As I have written many times before, objects that raise huge sums at auction often have little intrinsic value in themselves; a masterpiece by Francis Bacon is still no more than a collection of materials – oil paints, canvas and wooden frame – but the creative process, the resulting ‘art’, the proximity to genius and the historic associations that it has make it worth more than its weight in gold.

Ounce for ounce, nothing outside of digital art carries more value than rare stamps. Now one of the rarest – and arguably the most important ever printed – is up for sale.

The first Penny Black went on sale in 1840, revolutionising people’s ability to communicate with each other. Suddenly, anyone could send a letter from one end of the country to the other without the recipient having to pay for a bespoke mail service that excluded all but the wealthy.

The stamp on offer here is attached to what is known as the Wallace document, named after Robert Wallace, who headed up the commission on postal reform.
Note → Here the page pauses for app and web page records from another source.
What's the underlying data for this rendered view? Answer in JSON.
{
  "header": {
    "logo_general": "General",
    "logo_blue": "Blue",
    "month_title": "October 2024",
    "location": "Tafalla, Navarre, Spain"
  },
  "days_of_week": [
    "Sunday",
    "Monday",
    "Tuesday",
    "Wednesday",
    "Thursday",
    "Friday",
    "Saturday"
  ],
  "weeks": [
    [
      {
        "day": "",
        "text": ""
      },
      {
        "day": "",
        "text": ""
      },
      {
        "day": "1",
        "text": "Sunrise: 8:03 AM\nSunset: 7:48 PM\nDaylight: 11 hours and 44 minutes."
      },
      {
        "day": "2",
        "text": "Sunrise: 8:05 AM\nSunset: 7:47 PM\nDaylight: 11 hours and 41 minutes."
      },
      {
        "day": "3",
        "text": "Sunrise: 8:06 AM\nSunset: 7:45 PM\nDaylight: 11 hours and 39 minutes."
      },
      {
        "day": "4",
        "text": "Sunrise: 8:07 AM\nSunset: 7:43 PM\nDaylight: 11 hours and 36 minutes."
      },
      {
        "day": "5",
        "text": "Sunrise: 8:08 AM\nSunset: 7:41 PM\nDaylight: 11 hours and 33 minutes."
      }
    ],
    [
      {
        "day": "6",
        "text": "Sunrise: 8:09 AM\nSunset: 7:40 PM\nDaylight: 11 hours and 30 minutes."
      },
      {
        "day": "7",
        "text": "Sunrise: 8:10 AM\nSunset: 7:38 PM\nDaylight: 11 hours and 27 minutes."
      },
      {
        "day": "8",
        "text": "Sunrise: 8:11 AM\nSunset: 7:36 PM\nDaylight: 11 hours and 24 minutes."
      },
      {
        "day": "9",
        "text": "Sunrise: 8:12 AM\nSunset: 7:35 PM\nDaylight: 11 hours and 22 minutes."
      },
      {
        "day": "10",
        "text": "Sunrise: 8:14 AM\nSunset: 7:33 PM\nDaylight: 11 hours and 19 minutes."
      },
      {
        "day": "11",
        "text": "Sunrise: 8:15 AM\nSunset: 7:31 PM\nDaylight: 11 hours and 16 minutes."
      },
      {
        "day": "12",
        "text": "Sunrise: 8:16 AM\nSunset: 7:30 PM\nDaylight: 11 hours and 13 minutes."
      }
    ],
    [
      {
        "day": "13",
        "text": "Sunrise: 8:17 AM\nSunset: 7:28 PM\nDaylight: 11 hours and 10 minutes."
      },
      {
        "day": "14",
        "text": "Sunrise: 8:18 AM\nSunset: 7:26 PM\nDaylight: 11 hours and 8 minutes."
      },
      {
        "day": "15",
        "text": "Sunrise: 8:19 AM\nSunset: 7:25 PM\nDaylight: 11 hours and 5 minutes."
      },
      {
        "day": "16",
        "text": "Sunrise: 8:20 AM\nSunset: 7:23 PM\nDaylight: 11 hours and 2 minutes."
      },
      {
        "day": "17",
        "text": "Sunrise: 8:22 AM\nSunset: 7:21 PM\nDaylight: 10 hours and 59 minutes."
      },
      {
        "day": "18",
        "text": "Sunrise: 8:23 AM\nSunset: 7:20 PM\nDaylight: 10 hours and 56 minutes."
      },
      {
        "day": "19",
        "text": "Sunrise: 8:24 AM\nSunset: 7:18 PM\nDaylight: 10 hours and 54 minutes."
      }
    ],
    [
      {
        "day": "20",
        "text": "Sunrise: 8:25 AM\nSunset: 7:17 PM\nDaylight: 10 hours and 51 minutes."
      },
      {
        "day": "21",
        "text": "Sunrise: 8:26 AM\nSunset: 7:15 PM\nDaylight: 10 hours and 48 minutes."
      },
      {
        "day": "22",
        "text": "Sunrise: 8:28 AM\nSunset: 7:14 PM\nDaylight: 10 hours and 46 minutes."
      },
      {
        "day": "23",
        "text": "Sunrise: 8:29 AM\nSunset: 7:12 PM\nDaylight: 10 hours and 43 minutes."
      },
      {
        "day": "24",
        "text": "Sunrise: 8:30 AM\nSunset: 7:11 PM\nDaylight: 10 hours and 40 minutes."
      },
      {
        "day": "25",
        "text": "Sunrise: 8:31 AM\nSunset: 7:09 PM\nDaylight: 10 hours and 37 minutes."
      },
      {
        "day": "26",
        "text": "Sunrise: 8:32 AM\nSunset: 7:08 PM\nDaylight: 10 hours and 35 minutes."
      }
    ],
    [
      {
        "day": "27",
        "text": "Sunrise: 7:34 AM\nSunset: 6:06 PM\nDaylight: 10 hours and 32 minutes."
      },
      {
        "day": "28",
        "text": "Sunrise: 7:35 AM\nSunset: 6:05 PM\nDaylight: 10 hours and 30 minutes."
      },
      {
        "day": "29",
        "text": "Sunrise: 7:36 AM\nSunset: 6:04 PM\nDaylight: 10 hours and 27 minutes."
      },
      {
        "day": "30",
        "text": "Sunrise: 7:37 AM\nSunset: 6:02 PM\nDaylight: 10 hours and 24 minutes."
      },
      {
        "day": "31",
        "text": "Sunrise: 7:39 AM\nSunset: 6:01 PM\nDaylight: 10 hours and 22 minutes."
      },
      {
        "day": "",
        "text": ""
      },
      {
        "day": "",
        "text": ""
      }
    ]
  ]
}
The document is dated April 10, 1840 and the Penny Black became valid postal tender almost four weeks later on May 6.

A simple and inexpensive process coupled with the iconic design of the Queen’s head, Rowland Hill’s ground-breaking concept became a worldwide phenomenon adopted by every country.

Developing the system and service to support that idea was rather more complex, but it is still in place today.